Find the string "username" in the listing below and return each line it appears in.

Data in this exercise Block Start

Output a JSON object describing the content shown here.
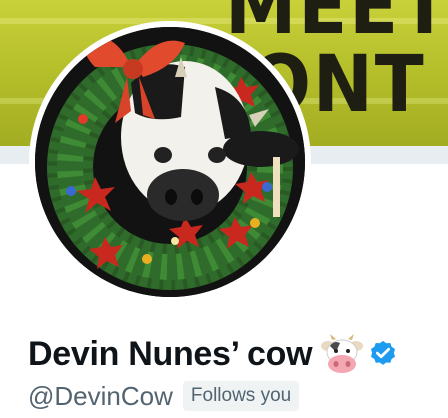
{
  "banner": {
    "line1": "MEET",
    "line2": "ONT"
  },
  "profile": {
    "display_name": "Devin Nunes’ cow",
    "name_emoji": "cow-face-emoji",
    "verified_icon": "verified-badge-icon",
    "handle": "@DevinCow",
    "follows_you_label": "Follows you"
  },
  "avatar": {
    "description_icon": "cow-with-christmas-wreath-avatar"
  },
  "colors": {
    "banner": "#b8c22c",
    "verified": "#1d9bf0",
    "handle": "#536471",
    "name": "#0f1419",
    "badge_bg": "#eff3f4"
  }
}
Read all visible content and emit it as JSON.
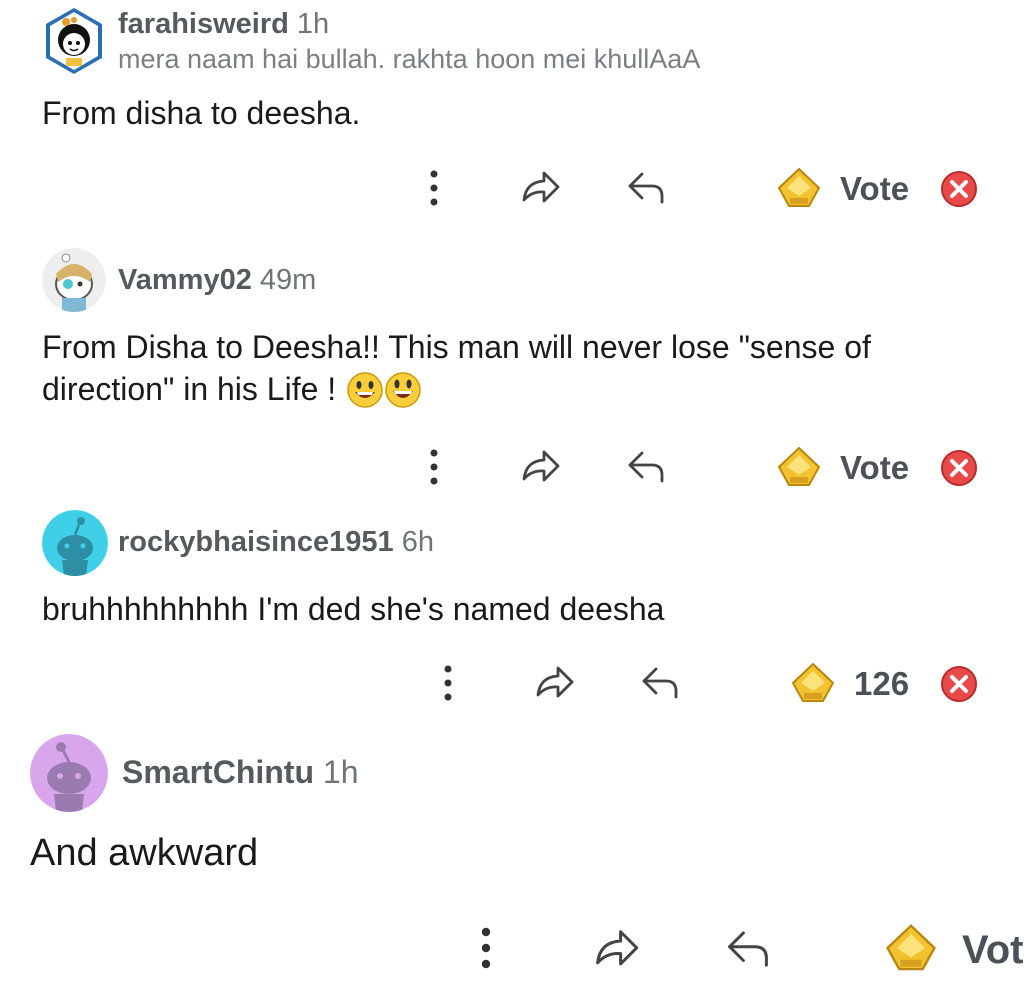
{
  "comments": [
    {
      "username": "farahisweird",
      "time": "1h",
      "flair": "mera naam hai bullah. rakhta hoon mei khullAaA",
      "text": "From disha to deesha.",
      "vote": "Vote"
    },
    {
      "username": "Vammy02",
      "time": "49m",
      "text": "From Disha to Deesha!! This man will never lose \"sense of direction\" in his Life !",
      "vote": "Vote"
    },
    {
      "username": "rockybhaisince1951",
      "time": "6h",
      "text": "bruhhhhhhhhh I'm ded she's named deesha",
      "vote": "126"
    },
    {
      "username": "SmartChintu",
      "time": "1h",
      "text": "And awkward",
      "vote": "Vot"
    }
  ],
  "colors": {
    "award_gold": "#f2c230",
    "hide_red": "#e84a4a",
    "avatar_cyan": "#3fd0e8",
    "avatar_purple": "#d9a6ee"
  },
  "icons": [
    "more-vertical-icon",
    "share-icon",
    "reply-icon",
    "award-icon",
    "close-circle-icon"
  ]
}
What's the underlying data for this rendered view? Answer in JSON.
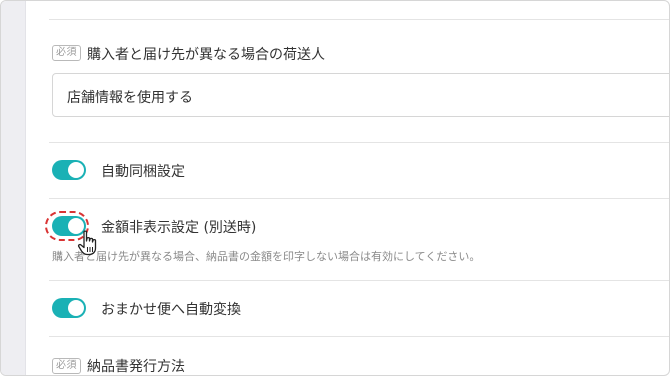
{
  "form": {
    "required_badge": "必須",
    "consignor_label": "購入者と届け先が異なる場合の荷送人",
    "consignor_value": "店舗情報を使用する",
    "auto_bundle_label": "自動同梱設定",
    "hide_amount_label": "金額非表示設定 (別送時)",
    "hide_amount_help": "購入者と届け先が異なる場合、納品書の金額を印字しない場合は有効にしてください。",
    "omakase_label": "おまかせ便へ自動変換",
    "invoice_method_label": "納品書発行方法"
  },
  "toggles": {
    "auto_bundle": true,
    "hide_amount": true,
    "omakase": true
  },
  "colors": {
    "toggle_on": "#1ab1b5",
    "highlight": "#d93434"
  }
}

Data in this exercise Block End

● Answer below
      "username": "farahisweird",
      "username": "Vammy02",
      "username": "rockybhaisince1951",
      "username": "SmartChintu",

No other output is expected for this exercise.